Retype each entry exactly as written, and keep the pictures out of the copy.

> **STUDY MATERIAL**:
* * * *

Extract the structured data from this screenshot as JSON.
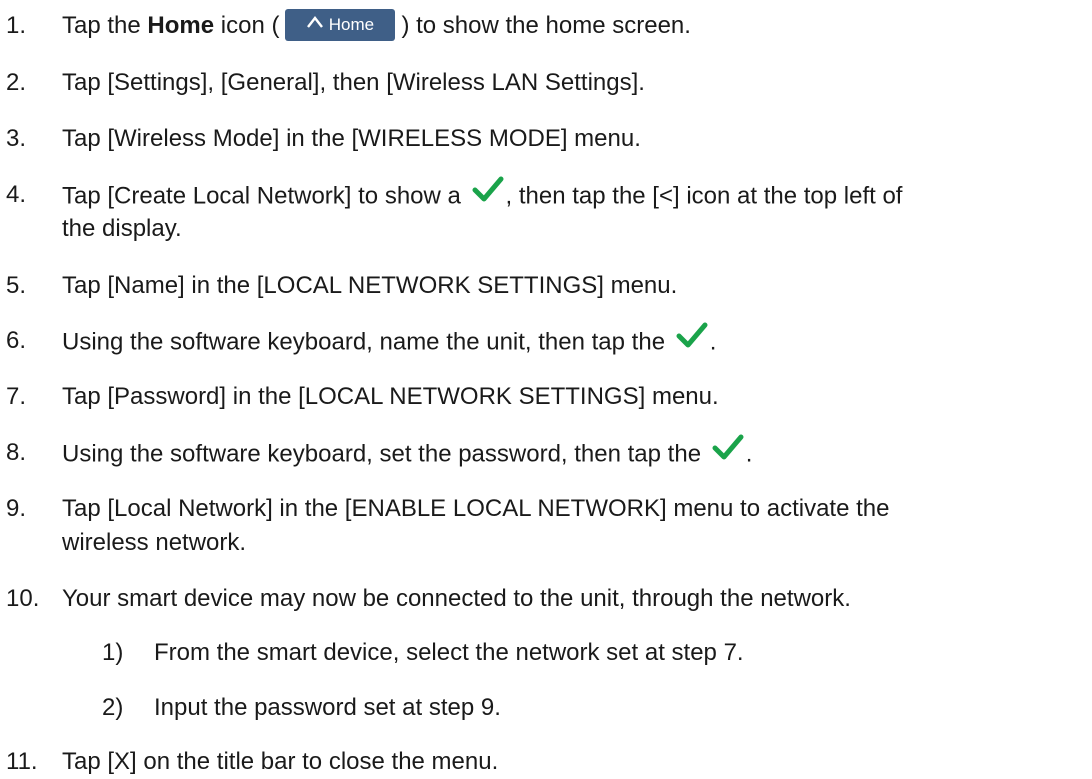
{
  "steps": [
    {
      "num": "1.",
      "pre": "Tap the ",
      "bold": "Home",
      "mid": " icon (",
      "button_label": "Home",
      "post": ") to show the home screen."
    },
    {
      "num": "2.",
      "text": "Tap [Settings], [General], then [Wireless LAN Settings]."
    },
    {
      "num": "3.",
      "text": "Tap [Wireless Mode] in the [WIRELESS MODE] menu."
    },
    {
      "num": "4.",
      "pre": "Tap [Create Local Network] to show a ",
      "post": ", then tap the [<] icon at the top left of",
      "line2": "the display."
    },
    {
      "num": "5.",
      "text": "Tap [Name] in the [LOCAL NETWORK SETTINGS] menu."
    },
    {
      "num": "6.",
      "pre": "Using the software keyboard, name the unit, then tap the ",
      "post": "."
    },
    {
      "num": "7.",
      "text": "Tap [Password] in the [LOCAL NETWORK SETTINGS] menu."
    },
    {
      "num": "8.",
      "pre": "Using the software keyboard, set the password, then tap the ",
      "post": "."
    },
    {
      "num": "9.",
      "text": "Tap [Local Network] in the [ENABLE LOCAL NETWORK] menu to activate the",
      "line2": "wireless network."
    },
    {
      "num": "10.",
      "text": "Your smart device may now be connected to the unit, through the network."
    },
    {
      "num": "11.",
      "text": "Tap [X] on the title bar to close the menu."
    }
  ],
  "substeps": [
    {
      "num": "1)",
      "text": "From the smart device, select the network set at step 7."
    },
    {
      "num": "2)",
      "text": "Input the password set at step 9."
    }
  ],
  "colors": {
    "check_green": "#1aa34a",
    "home_button_bg": "#3f5f87"
  },
  "icons": {
    "home": "home-icon",
    "check": "checkmark-icon"
  }
}
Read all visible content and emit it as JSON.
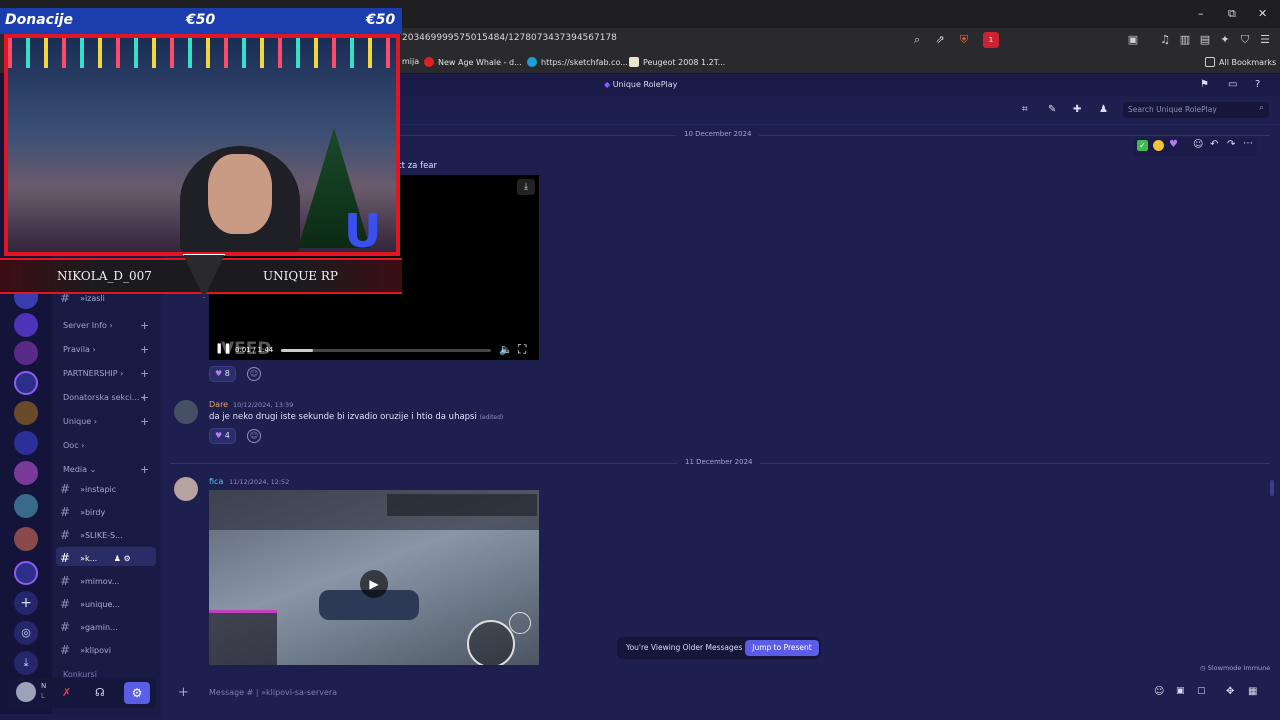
{
  "browser": {
    "url": "203469999575015484/1278073437394567178",
    "window_controls": {
      "minimize": "–",
      "restore": "⧉",
      "close": "✕"
    },
    "bookmarks": [
      {
        "label": "mija",
        "color": "#2a2a2e"
      },
      {
        "label": "New Age Whale - d...",
        "color": "#d22"
      },
      {
        "label": "https://sketchfab.co...",
        "color": "#1ca0d6"
      },
      {
        "label": "Peugeot 2008 1.2T...",
        "color": "#e8e2cf"
      }
    ],
    "all_bookmarks": "All Bookmarks",
    "shield_badge": "1"
  },
  "overlay": {
    "donation_label": "Donacije",
    "amount_left": "€50",
    "amount_right": "€50",
    "streamer_name": "NIKOLA_D_007",
    "server_name": "UNIQUE RP"
  },
  "discord": {
    "server_title": "Unique RolePlay",
    "search_placeholder": "Search Unique RolePlay",
    "channel_categories": [
      {
        "label": "Server Info ›"
      },
      {
        "label": "Pravila ›"
      },
      {
        "label": "PARTNERSHIP ›"
      },
      {
        "label": "Donatorska sekci... ›"
      },
      {
        "label": "Unique ›"
      },
      {
        "label": "Ooc ›"
      },
      {
        "label": "Media ⌄"
      }
    ],
    "top_channel": "»izasli",
    "channels": [
      {
        "label": "»instapic"
      },
      {
        "label": "»birdy"
      },
      {
        "label": "»SLIKE-S..."
      },
      {
        "label": "»k..."
      },
      {
        "label": "»mimov..."
      },
      {
        "label": "»unique..."
      },
      {
        "label": "»gamin..."
      },
      {
        "label": "»klipovi"
      }
    ],
    "more_category": "Konkursi",
    "date_divider_1": "10 December 2024",
    "date_divider_2": "11 December 2024",
    "message_0": {
      "text": "ct za fear"
    },
    "video_1": {
      "time": "0:01 / 1:44",
      "watermark": "VEED"
    },
    "reaction_1": {
      "count": "8"
    },
    "message_1": {
      "author": "Dare",
      "author_color": "#e6a368",
      "timestamp": "10/12/2024, 13:39",
      "text": "da je neko drugi iste sekunde bi izvadio oruzije i htio da uhapsi",
      "edited": "(edited)"
    },
    "reaction_2": {
      "count": "4"
    },
    "message_2": {
      "author": "fica",
      "author_color": "#57c8f2",
      "timestamp": "11/12/2024, 12:52"
    },
    "older_messages_text": "You're Viewing Older Messages",
    "jump_button": "Jump to Present",
    "slowmode": "Slowmode Immune",
    "composer_placeholder": "Message #  |  »klipovi-sa-servera",
    "user_initial": "N",
    "user_initial_2": "L"
  }
}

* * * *

> **RESPONSE FOR THIS EXERCISE**:
Extract the structured data from this screenshot as JSON.
{
  "steps": [
    {
      "num": "1.",
      "pre": "Tap the ",
      "bold": "Home",
      "mid": " icon (",
      "button_label": "Home",
      "post": ") to show the home screen."
    },
    {
      "num": "2.",
      "text": "Tap [Settings], [General], then [Wireless LAN Settings]."
    },
    {
      "num": "3.",
      "text": "Tap [Wireless Mode] in the [WIRELESS MODE] menu."
    },
    {
      "num": "4.",
      "pre": "Tap [Create Local Network] to show a ",
      "post": ", then tap the [<] icon at the top left of",
      "line2": "the display."
    },
    {
      "num": "5.",
      "text": "Tap [Name] in the [LOCAL NETWORK SETTINGS] menu."
    },
    {
      "num": "6.",
      "pre": "Using the software keyboard, name the unit, then tap the ",
      "post": "."
    },
    {
      "num": "7.",
      "text": "Tap [Password] in the [LOCAL NETWORK SETTINGS] menu."
    },
    {
      "num": "8.",
      "pre": "Using the software keyboard, set the password, then tap the ",
      "post": "."
    },
    {
      "num": "9.",
      "text": "Tap [Local Network] in the [ENABLE LOCAL NETWORK] menu to activate the",
      "line2": "wireless network."
    },
    {
      "num": "10.",
      "text": "Your smart device may now be connected to the unit, through the network."
    },
    {
      "num": "11.",
      "text": "Tap [X] on the title bar to close the menu."
    }
  ],
  "substeps": [
    {
      "num": "1)",
      "text": "From the smart device, select the network set at step 7."
    },
    {
      "num": "2)",
      "text": "Input the password set at step 9."
    }
  ],
  "colors": {
    "check_green": "#1aa34a",
    "home_button_bg": "#3f5f87"
  },
  "icons": {
    "home": "home-icon",
    "check": "checkmark-icon"
  }
}
Read all visible content and emit it as JSON.
{
  "browser": {
    "url": "203469999575015484/1278073437394567178",
    "window_controls": {
      "minimize": "–",
      "restore": "⧉",
      "close": "✕"
    },
    "bookmarks": [
      {
        "label": "mija",
        "color": "#2a2a2e"
      },
      {
        "label": "New Age Whale - d...",
        "color": "#d22"
      },
      {
        "label": "https://sketchfab.co...",
        "color": "#1ca0d6"
      },
      {
        "label": "Peugeot 2008 1.2T...",
        "color": "#e8e2cf"
      }
    ],
    "all_bookmarks": "All Bookmarks",
    "shield_badge": "1"
  },
  "overlay": {
    "donation_label": "Donacije",
    "amount_left": "€50",
    "amount_right": "€50",
    "streamer_name": "NIKOLA_D_007",
    "server_name": "UNIQUE RP"
  },
  "discord": {
    "server_title": "Unique RolePlay",
    "search_placeholder": "Search Unique RolePlay",
    "channel_categories": [
      {
        "label": "Server Info ›"
      },
      {
        "label": "Pravila ›"
      },
      {
        "label": "PARTNERSHIP ›"
      },
      {
        "label": "Donatorska sekci... ›"
      },
      {
        "label": "Unique ›"
      },
      {
        "label": "Ooc ›"
      },
      {
        "label": "Media ⌄"
      }
    ],
    "top_channel": "»izasli",
    "channels": [
      {
        "label": "»instapic"
      },
      {
        "label": "»birdy"
      },
      {
        "label": "»SLIKE-S..."
      },
      {
        "label": "»k..."
      },
      {
        "label": "»mimov..."
      },
      {
        "label": "»unique..."
      },
      {
        "label": "»gamin..."
      },
      {
        "label": "»klipovi"
      }
    ],
    "more_category": "Konkursi",
    "date_divider_1": "10 December 2024",
    "date_divider_2": "11 December 2024",
    "message_0": {
      "text": "ct za fear"
    },
    "video_1": {
      "time": "0:01 / 1:44",
      "watermark": "VEED"
    },
    "reaction_1": {
      "count": "8"
    },
    "message_1": {
      "author": "Dare",
      "author_color": "#e6a368",
      "timestamp": "10/12/2024, 13:39",
      "text": "da je neko drugi iste sekunde bi izvadio oruzije i htio da uhapsi",
      "edited": "(edited)"
    },
    "reaction_2": {
      "count": "4"
    },
    "message_2": {
      "author": "fica",
      "author_color": "#57c8f2",
      "timestamp": "11/12/2024, 12:52"
    },
    "older_messages_text": "You're Viewing Older Messages",
    "jump_button": "Jump to Present",
    "slowmode": "Slowmode Immune",
    "composer_placeholder": "Message #  |  »klipovi-sa-servera",
    "user_initial": "N",
    "user_initial_2": "L"
  }
}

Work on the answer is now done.